The Lemonheads. A band that were successful though probably not as successful as they should have been. A band that were very much part of the alternative mainstream but always a step away at the same time. So, how come they didn’t quite reach the commercial heights of their contemporaries? Perhaps this was due to their over indulgence of a pop melody and their refusal to play the tortured rock star narrative associated with your Cobains and Corgans? When Nirvana, The Smashing Pumpkins et al were taking over the airwaves at the start of the 1990s, Evan Dando’s band were seen as the pop antidote, and not taken as seriously as a result. Or maybe it was the drugs? By the middle of the decade, tales like the one of Dando being arrested mid acid trip in Sydney airport were being told fairly frequently by the NME. A magazine where, incidentally, the legend goes that Dando had smoked so much crack before one interview that he found himself unable to communicate with the interviewer.
Whatever the reasons, the one thing that remains is the sheer wealth of instant alt-rock/pop classics they have produced. Their thrashy cover of Simon & Garfunkel’s ‘Mrs Robinson’ may have got them noticed originally (that final scene in Wayne’s World 2 anyone?!) but across a series of albums from 1992’s breakthrough ‘It’s a Shame about Ray’ to cult classic ‘Car Button Cloth’ in 1996 the band produced some stunning songs of their own. Now, after playing as The Lemonheads on and off for the last 30 years or so, Dando is back having released a second album of cover versions – Varshons II – and taking these songs and more back on the road for the first time in a decade.
For tonights show, they manage to squeeze in nearly 30 songs into the 80 minute set and despite at times feeling a little like a highlights package – some songs don’t even get a proper ending as the next tune hurtles in – it’s a breathtaking example of the influence they have had on the alternative rock scene.
Opening with ‘Hospital’ the band don’t let up, going straight into ‘Down About it’ before unleashing other big hitters such as ‘The Great Big No’ and ‘It’s a Shame About Ray’. The band are on form and the buzz in the venue is papable.

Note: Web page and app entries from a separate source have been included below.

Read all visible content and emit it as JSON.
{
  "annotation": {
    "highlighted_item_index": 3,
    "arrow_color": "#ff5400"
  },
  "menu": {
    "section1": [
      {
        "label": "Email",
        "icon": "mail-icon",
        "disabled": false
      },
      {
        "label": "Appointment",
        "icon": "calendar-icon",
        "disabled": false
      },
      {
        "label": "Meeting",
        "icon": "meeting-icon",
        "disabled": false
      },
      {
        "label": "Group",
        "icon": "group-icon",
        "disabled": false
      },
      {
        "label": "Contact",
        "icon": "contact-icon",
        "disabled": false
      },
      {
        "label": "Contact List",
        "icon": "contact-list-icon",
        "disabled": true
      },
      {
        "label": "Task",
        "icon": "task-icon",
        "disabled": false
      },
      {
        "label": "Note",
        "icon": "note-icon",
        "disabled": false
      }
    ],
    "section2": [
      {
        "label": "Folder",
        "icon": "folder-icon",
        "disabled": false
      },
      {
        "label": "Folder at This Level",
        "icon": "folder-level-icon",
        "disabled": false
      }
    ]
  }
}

Looking around there’s many a smile on the faces in the crowd, it’s like nothing has changed – there’s no babysitter at home looking after the kids or the thought of Monday morning in the office, instead it’s 1993 and you’ve been waiting for this gig since you first saw the advert in the Melody Maker.
Dando is a proper icon of that age and although he’s not the most energetic of frontmen – he spends more time looking up at the ceiling then he does interacting with the audience – his voice never falters. It’s lovingly fragile and gritty at the same time and especially shining on the slower acoustic numbers which fill the middle section of the show. In fact, it is this break from the fast-paced nature of the full band experience that turns out to be tonight’s highlight. Starting this section off with the terrific country folk of ‘Outdoor Type’ followed by ‘Frank Mills’ which, fittingly for a tune originally from Hair the musical, is greeted by the night’s biggest sing-a-long moment from the crowd.
The rest of the band come back on stage and it’s time for the third and final part of the set. ‘Being Around’ is greeted like an old friend and again the crowd are also in good voice whilst ‘My Drug Buddy’ – arguably Dando’s finest song – again reminds us just what an instrument his voice is in its own right. Sadly for me they don’t play a couple of my personal favourites – ‘Big Gay Heart’ and ‘If I could talk I’d tell you’ in particular but set closer ‘Into your Arms’ certainly makes up for it, reminding us of Dando’s canny knack for beautiful maudlin melody and emotional heartfelt lyrics. It’s a special ending to a special show.